-- TASK INSTRUCTIONS --
Below are records; report the number of lines in them that include the word "true", with no other text.

━━━ SUPPLIED DATA

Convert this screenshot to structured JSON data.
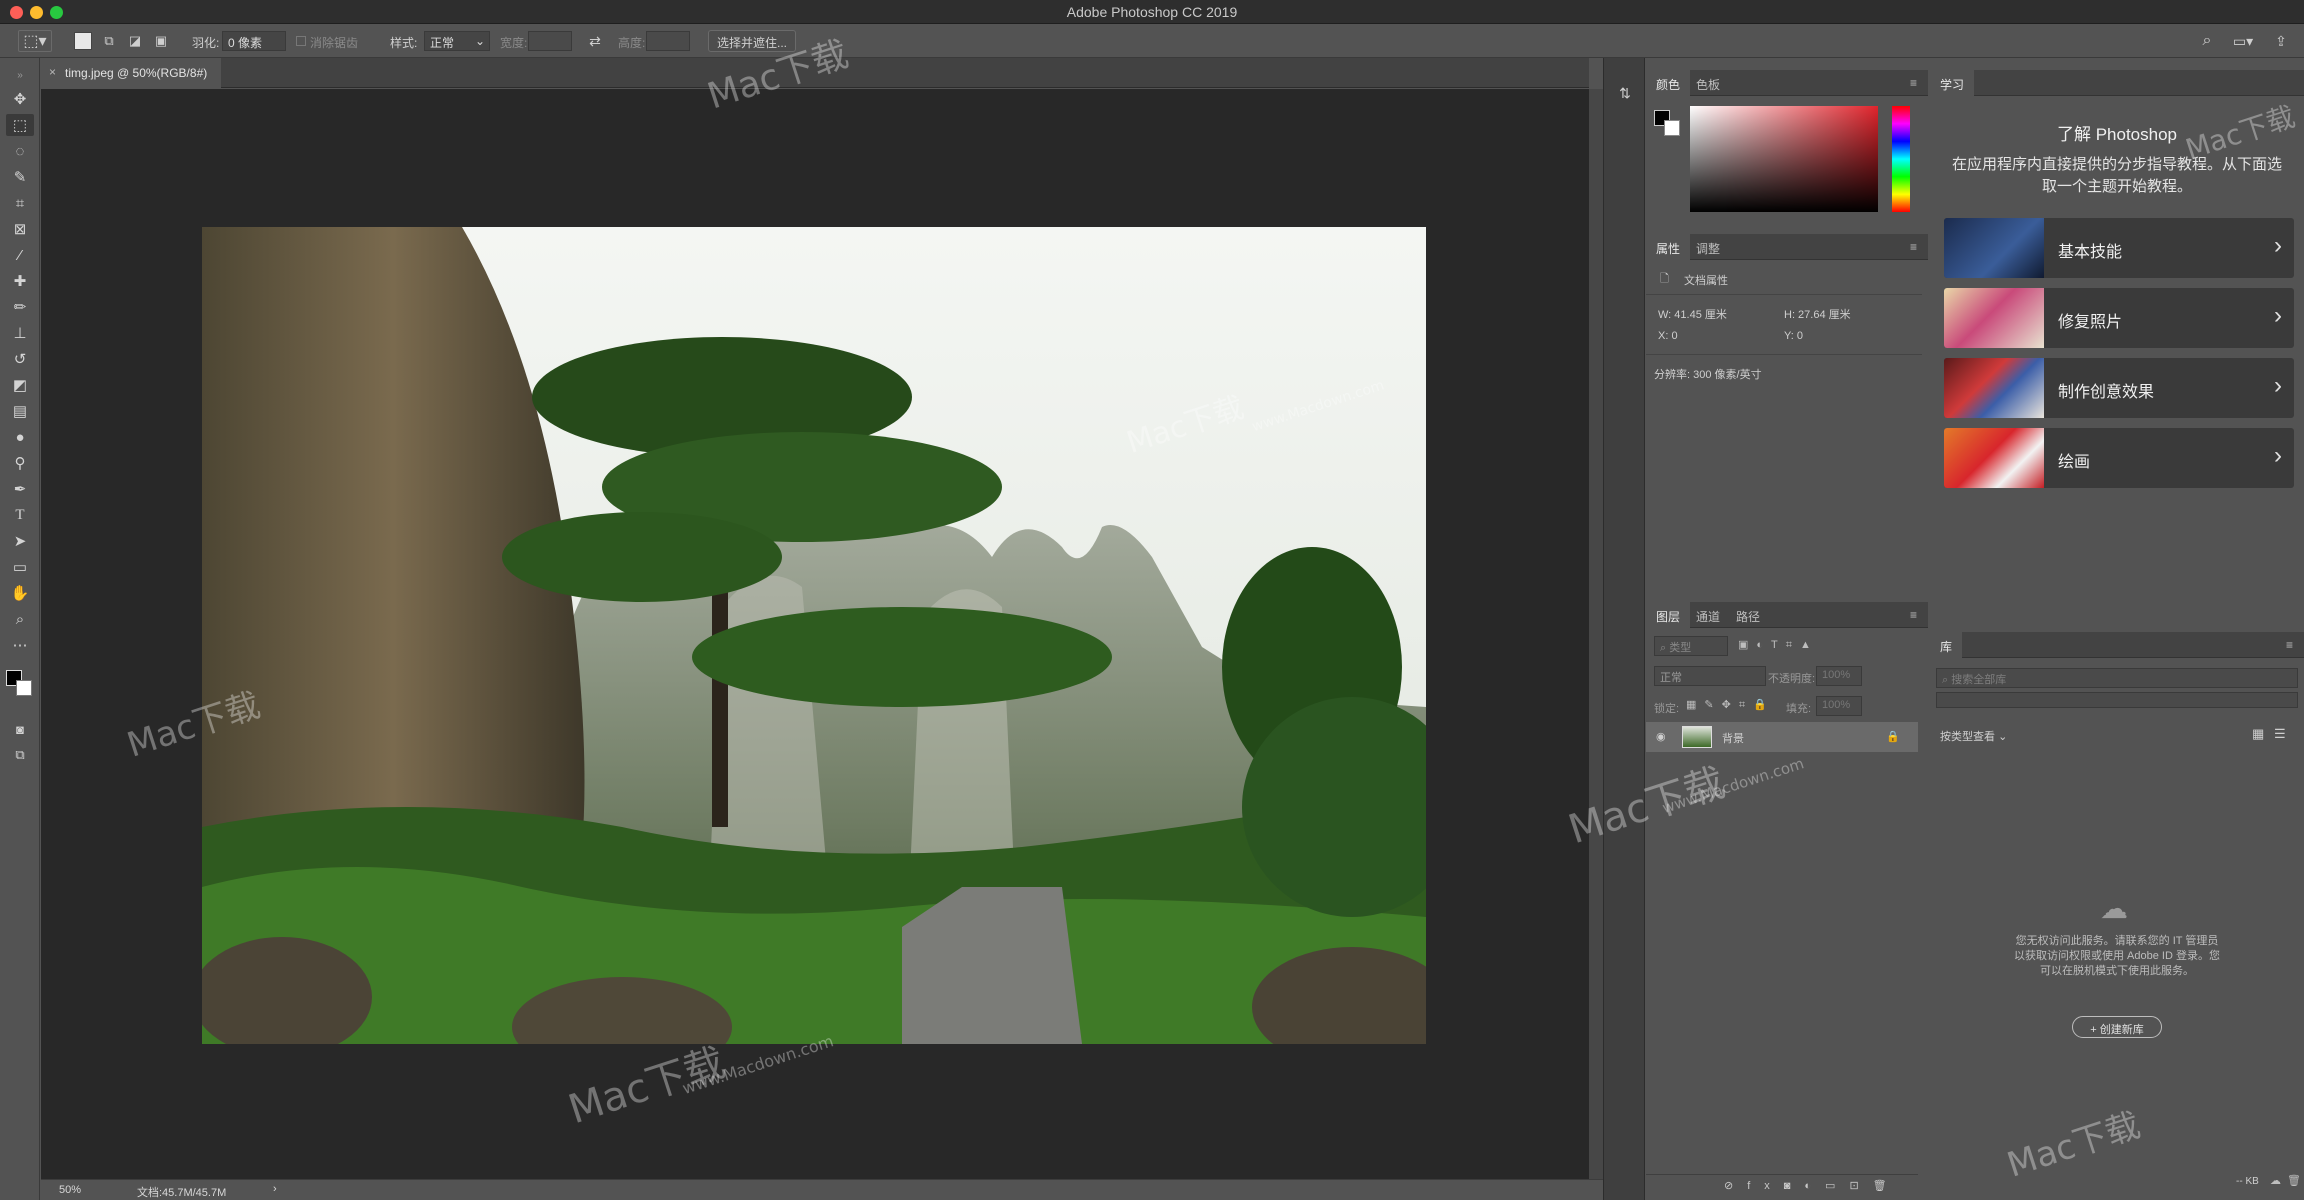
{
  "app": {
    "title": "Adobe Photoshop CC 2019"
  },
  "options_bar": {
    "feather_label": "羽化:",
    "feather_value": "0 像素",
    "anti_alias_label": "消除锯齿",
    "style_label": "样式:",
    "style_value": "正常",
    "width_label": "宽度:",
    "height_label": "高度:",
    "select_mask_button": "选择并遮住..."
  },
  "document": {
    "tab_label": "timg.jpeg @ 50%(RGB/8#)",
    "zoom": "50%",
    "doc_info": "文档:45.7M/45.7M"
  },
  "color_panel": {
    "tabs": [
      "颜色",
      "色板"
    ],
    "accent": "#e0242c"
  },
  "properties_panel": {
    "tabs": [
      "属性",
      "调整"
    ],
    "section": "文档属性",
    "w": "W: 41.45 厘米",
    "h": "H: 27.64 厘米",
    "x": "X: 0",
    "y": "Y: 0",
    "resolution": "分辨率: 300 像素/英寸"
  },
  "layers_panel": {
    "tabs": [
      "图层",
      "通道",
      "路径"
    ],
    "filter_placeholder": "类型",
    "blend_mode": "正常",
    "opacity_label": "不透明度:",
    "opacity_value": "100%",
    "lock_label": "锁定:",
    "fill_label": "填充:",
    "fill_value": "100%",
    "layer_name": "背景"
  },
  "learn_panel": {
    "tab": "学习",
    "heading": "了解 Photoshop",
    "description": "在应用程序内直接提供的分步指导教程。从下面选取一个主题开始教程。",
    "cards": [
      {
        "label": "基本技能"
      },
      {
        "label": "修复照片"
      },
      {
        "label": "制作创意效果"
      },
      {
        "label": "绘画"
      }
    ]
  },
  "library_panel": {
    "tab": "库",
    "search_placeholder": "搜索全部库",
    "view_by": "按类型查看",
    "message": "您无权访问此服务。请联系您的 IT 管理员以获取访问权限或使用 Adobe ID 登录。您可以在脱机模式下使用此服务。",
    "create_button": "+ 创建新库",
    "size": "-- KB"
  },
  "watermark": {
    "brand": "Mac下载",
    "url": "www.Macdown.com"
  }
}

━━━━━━
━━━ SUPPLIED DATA

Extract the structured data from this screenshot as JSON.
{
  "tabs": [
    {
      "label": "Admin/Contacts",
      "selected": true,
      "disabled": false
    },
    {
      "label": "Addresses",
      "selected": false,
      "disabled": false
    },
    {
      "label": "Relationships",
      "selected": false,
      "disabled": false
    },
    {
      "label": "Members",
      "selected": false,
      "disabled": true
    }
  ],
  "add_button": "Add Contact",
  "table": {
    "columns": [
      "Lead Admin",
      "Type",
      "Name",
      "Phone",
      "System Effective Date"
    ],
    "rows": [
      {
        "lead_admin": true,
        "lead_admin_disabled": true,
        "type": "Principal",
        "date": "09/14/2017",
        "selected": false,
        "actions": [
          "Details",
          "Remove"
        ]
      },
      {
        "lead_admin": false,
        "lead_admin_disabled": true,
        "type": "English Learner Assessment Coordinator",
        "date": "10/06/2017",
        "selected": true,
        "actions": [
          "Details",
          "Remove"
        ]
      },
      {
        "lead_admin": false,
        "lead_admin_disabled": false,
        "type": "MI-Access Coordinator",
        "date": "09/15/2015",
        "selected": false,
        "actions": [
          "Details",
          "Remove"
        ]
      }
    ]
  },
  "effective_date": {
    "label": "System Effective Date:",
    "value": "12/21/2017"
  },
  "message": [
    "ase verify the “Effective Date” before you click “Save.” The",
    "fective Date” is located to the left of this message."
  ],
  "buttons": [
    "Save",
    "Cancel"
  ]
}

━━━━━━
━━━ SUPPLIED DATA

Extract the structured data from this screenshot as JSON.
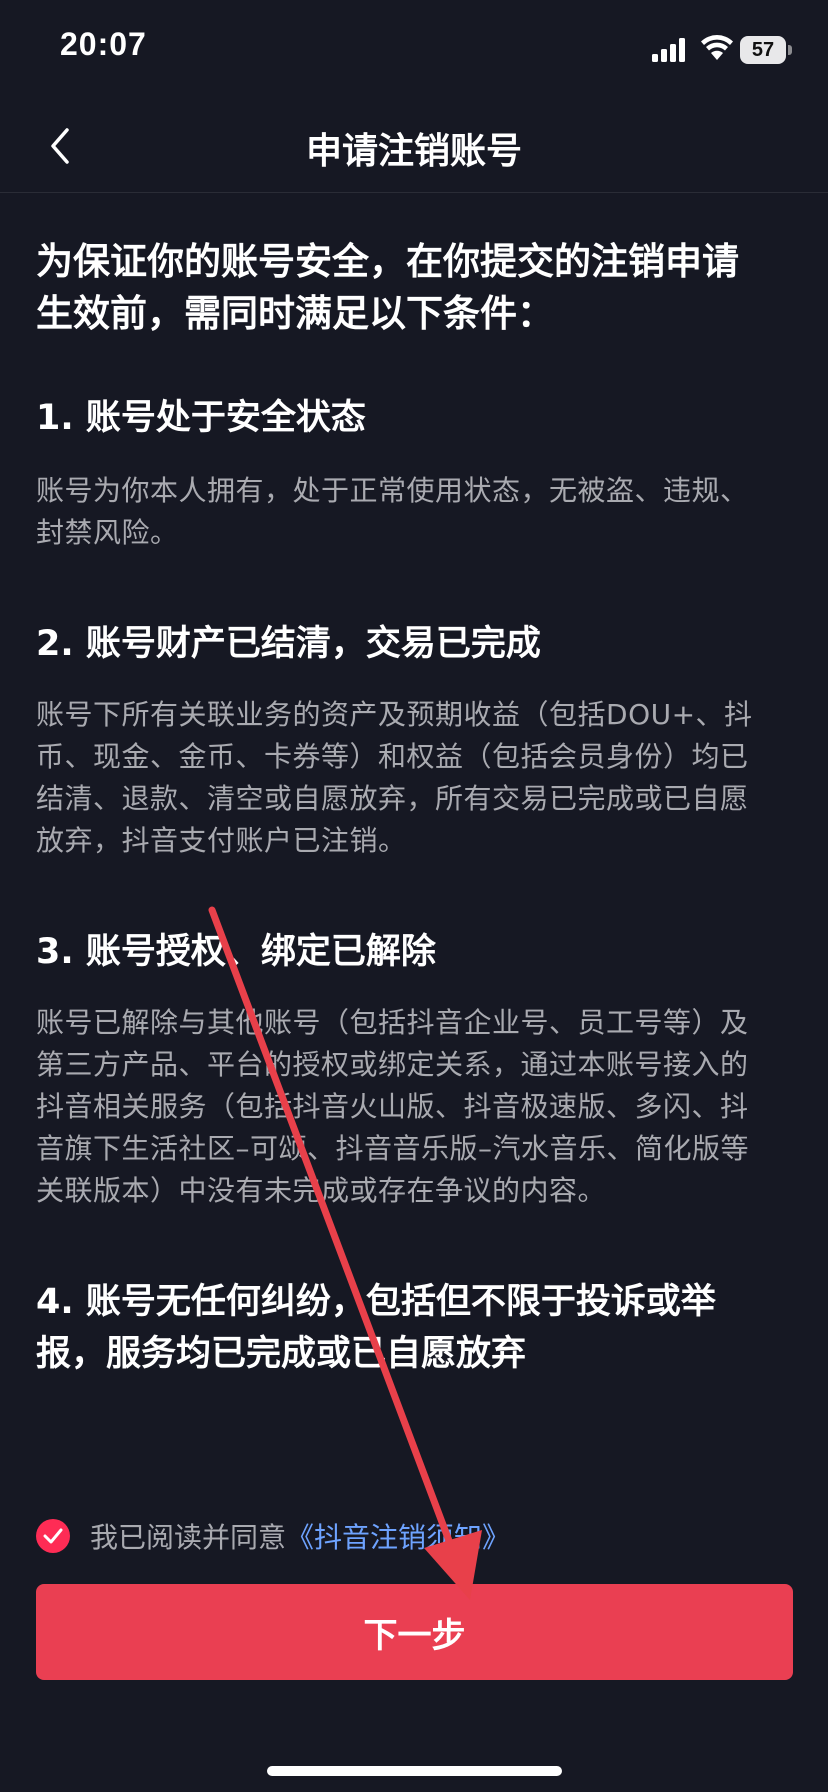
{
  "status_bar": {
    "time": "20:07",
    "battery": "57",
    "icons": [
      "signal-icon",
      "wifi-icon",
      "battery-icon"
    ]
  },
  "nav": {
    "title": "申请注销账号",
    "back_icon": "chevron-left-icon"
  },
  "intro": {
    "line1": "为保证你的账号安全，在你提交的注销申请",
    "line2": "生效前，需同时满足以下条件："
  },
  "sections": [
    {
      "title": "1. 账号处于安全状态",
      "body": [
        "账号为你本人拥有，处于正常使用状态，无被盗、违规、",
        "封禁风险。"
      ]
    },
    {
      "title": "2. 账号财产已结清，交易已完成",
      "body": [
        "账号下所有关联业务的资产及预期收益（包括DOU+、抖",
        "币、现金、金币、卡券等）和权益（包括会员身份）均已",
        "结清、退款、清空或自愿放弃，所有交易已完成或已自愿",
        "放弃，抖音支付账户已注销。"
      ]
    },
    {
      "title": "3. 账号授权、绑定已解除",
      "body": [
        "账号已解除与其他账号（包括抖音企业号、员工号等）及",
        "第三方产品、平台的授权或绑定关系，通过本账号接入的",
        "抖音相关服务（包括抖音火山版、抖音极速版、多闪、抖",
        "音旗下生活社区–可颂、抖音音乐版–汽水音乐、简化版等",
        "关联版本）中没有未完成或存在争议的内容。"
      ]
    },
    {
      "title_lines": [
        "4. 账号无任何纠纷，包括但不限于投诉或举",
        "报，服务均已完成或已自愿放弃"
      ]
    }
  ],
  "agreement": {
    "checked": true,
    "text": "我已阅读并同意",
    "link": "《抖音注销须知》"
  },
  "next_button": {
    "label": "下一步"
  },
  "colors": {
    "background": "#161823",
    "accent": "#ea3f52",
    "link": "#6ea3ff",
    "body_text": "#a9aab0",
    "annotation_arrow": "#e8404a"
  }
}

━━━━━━

-- YOUR RESPONSE --
7